## [DIRECTIONS]
Whenever a line in the data below includes the string "icon", copy it out.

[Stored entries]
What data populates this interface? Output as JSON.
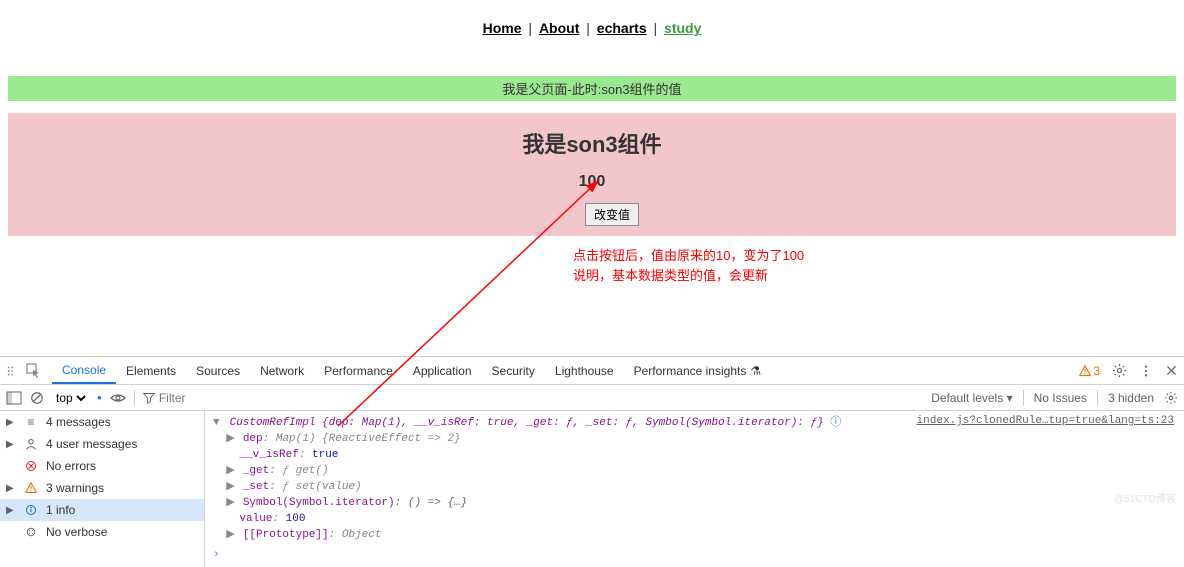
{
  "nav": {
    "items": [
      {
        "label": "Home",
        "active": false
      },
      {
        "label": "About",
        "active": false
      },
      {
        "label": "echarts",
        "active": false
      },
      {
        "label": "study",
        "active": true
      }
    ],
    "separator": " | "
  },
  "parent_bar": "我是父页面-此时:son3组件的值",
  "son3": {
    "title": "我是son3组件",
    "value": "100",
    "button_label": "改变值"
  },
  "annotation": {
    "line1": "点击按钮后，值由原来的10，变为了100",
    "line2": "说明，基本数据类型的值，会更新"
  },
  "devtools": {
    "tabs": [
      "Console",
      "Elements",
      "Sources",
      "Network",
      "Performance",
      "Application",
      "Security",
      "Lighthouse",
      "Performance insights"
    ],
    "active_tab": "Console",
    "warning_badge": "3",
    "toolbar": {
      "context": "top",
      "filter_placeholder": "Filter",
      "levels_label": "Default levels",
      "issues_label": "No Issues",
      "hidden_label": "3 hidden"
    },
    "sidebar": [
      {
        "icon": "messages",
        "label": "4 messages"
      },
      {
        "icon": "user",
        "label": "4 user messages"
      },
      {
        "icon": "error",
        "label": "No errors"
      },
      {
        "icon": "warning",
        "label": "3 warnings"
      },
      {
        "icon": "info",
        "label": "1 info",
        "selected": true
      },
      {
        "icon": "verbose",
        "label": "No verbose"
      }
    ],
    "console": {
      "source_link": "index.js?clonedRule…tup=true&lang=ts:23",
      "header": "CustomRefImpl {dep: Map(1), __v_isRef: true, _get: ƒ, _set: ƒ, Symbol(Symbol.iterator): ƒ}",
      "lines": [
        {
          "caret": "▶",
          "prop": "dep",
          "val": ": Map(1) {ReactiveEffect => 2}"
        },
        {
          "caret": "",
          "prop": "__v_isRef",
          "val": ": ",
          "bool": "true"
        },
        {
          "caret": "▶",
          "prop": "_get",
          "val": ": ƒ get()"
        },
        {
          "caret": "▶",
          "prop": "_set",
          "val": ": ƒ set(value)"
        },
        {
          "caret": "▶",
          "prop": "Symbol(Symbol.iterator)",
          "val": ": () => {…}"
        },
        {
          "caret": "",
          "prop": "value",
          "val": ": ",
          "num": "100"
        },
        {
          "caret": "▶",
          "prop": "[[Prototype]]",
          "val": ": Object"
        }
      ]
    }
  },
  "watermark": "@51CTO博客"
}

## [ANSWER TO THE PROBLEM]
        "icon": "messages",
        "icon": "user",
        "icon": "error",
        "icon": "warning",
        "icon": "info",
        "icon": "verbose",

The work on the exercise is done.